Winner's End: A Backyard Game
A short essay on tearing my shoulder.
A cool summer breeze gently blows at my backside as I walk back toward the pitcher's mound. The pain begins to shot from my elbow all the way to my shoulder now. To my right sits an old trampoline, torn and weathered from years of mistreatment.
I stop for a moment to reflect on all the one-handed game winning touchdowns I've caught as a child. You see I'm a six-time Superbowl champion in my own backyard.
I glance forward.
The adrenaline from the shock has completely consumed the pain now. 60 feet, six inches away my cousin squats just beyond the sidewalk leading to the pool, but I'm too focused on the faded black mitt to notice his existence.
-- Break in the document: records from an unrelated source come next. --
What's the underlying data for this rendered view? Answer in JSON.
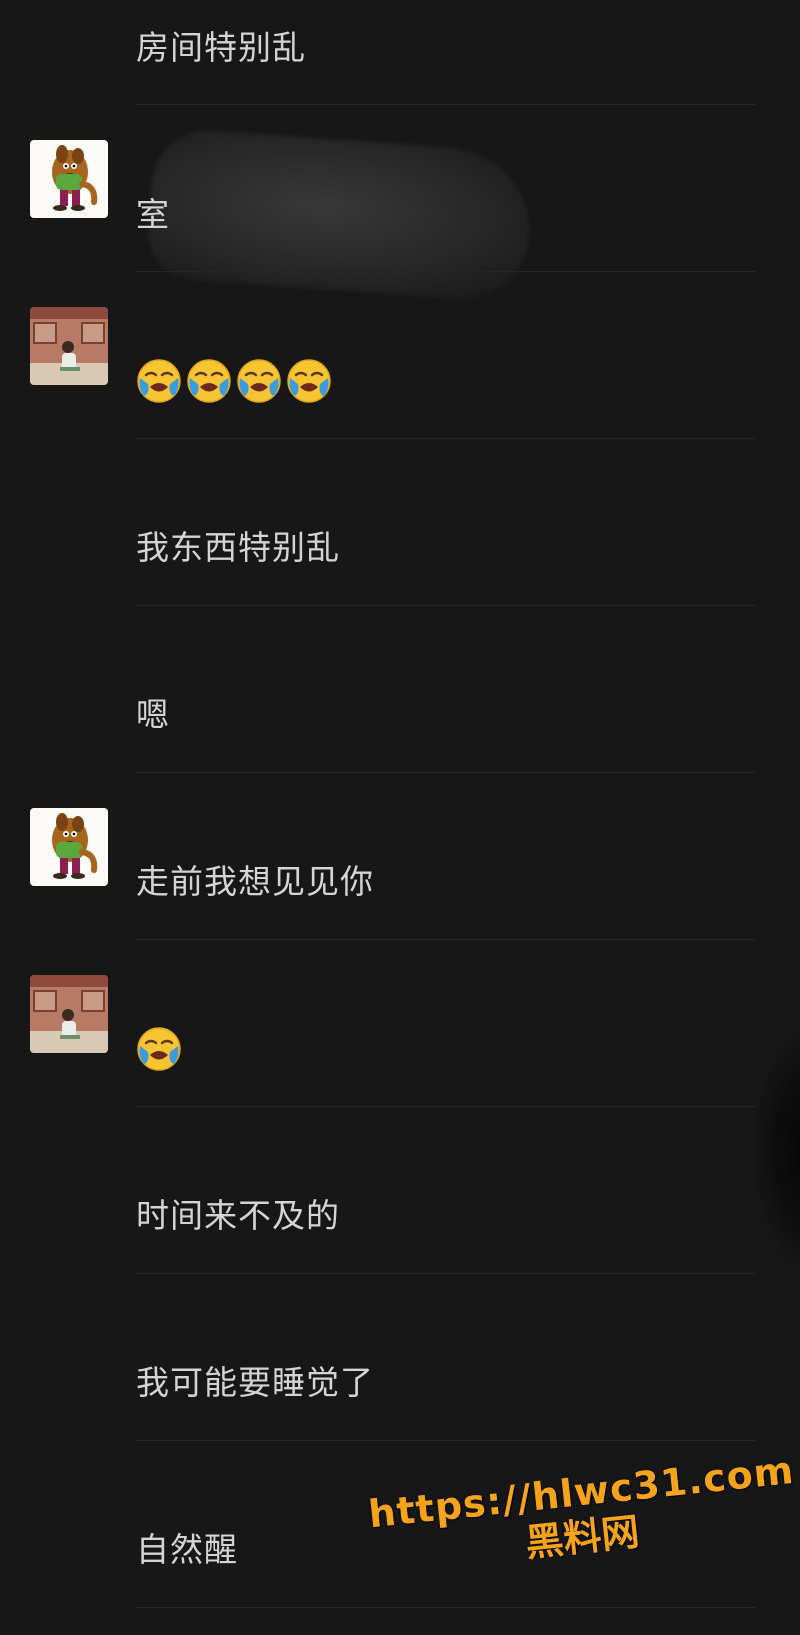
{
  "messages": [
    {
      "text": "房间特别乱"
    },
    {
      "text": "室",
      "avatar": "scooby-doo-avatar"
    },
    {
      "emoji": "loudly-crying-face",
      "count": 4,
      "avatar": "anime-room-avatar"
    },
    {
      "text": "我东西特别乱"
    },
    {
      "text": "嗯"
    },
    {
      "text": "走前我想见见你",
      "avatar": "scooby-doo-avatar"
    },
    {
      "emoji": "loudly-crying-face",
      "count": 1,
      "avatar": "anime-room-avatar"
    },
    {
      "text": "时间来不及的"
    },
    {
      "text": "我可能要睡觉了"
    },
    {
      "text": "自然醒"
    }
  ],
  "watermark": {
    "url": "https://hlwc31.com",
    "site": "黑料网"
  },
  "colors": {
    "background": "#171717",
    "text": "#d4d4d4",
    "divider": "#262626",
    "watermark": "#f5a31a"
  }
}
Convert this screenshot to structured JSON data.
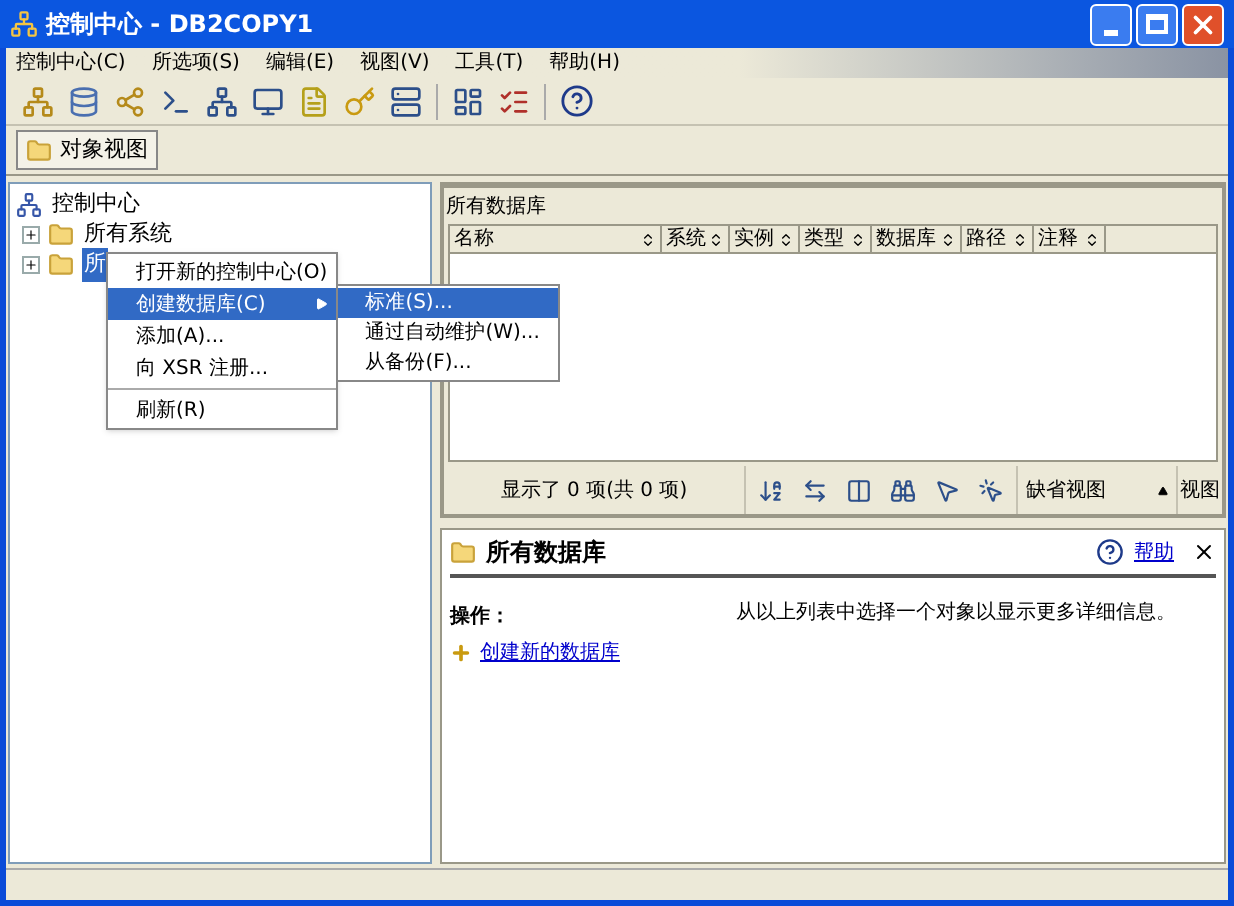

It's a full count in the bottom of the ninth and I can't feel my index and middle fingers pressed against the red stitching.
I take one last glance toward Derek Jeter, the game tying run at third base, knowing that the bushes outside my parents window is as close to home plate as he's going to get.
The stretch, the wind-up, the pitch all seem to be in slow motion. I've thrown a million sliders in my life, but none cut harder or faster than this one.
Or so I've heard.
As I fell to my knees grasping my arm in pain, all I could think about is if we had one the game. It's the kind of moment every athlete fears: the realization that you are indeed human.